INPUT RECORDS:

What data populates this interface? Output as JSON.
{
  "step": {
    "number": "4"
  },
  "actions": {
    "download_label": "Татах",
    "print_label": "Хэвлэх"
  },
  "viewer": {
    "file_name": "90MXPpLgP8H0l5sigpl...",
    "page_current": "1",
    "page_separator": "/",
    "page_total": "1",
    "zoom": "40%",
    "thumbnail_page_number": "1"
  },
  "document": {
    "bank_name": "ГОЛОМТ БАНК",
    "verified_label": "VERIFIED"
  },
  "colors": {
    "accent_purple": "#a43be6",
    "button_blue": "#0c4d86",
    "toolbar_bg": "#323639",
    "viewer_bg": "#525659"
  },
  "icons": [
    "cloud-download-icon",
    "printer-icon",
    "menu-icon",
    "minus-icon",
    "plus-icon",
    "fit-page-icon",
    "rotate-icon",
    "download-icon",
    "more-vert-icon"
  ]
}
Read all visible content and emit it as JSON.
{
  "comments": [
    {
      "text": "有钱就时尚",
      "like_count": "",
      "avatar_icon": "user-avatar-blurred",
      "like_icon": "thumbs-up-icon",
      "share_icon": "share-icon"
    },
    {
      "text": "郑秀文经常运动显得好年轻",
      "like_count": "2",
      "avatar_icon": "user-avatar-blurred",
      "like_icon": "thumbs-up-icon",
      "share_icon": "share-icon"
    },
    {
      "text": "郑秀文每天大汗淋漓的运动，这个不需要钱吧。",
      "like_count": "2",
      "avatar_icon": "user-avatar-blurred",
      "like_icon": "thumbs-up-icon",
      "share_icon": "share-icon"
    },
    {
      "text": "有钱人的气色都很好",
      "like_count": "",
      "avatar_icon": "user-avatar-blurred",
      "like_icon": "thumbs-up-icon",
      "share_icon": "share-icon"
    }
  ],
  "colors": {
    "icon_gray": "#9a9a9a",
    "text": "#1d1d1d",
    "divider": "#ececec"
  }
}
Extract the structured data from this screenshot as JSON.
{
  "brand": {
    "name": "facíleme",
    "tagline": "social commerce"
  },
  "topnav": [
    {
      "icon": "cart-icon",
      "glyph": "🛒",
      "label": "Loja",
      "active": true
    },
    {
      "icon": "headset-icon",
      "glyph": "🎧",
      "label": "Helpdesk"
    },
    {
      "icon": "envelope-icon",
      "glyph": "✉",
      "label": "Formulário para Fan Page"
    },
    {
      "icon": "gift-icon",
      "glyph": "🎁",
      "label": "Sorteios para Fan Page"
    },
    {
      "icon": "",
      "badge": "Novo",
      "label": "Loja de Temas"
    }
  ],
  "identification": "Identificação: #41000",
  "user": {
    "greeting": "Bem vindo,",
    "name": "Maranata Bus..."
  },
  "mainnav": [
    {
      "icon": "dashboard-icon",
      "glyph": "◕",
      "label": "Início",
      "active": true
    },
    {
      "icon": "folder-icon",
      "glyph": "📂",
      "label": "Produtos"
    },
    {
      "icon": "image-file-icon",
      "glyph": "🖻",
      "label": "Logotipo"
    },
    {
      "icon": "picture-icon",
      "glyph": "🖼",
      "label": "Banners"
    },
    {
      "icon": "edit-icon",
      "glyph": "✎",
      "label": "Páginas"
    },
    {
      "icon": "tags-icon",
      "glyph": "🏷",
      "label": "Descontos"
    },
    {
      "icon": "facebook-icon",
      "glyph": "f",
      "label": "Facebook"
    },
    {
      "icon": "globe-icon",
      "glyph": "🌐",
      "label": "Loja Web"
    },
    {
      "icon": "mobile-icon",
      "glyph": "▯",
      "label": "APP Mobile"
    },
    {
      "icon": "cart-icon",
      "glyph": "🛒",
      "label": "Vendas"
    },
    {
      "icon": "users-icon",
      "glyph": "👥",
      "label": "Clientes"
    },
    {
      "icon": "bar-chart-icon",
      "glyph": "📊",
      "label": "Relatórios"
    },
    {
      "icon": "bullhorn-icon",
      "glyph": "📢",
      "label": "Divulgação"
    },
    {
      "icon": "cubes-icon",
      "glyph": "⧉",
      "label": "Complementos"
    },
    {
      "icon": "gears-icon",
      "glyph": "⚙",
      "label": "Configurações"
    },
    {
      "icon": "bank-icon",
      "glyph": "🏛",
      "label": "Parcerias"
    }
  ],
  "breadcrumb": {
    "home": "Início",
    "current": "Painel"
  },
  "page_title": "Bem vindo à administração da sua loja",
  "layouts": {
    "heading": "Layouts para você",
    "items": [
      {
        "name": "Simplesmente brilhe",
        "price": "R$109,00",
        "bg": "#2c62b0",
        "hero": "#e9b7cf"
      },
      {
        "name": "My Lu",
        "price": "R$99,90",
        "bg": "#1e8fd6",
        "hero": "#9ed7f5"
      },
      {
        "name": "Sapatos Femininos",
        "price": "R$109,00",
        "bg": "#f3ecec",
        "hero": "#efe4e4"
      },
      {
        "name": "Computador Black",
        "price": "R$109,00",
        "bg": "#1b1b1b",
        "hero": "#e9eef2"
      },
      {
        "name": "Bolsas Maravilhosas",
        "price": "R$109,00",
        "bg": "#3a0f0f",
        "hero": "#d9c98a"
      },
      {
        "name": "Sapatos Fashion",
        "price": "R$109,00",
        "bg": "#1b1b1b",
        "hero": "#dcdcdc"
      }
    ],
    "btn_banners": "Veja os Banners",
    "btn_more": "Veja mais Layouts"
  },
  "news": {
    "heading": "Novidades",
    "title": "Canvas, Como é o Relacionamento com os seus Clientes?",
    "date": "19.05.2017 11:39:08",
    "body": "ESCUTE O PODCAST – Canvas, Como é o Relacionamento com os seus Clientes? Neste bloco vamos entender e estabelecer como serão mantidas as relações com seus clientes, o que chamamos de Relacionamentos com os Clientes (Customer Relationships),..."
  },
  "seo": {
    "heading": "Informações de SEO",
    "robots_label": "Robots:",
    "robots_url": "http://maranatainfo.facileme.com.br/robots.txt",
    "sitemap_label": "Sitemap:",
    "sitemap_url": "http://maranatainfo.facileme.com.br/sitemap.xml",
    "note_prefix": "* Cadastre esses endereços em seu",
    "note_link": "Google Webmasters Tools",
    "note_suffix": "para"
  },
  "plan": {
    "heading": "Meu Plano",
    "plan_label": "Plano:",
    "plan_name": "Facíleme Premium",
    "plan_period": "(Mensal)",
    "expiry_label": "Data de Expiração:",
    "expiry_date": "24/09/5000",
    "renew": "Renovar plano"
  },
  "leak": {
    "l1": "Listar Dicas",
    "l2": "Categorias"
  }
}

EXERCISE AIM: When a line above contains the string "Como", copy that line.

YOUR SOLUTION:
    "title": "Canvas, Como é o Relacionamento com os seus Clientes?",
    "body": "ESCUTE O PODCAST – Canvas, Como é o Relacionamento com os seus Clientes? Neste bloco vamos entender e estabelecer como serão mantidas as relações com seus clientes, o que chamamos de Relacionamentos com os Clientes (Customer Relationships),..."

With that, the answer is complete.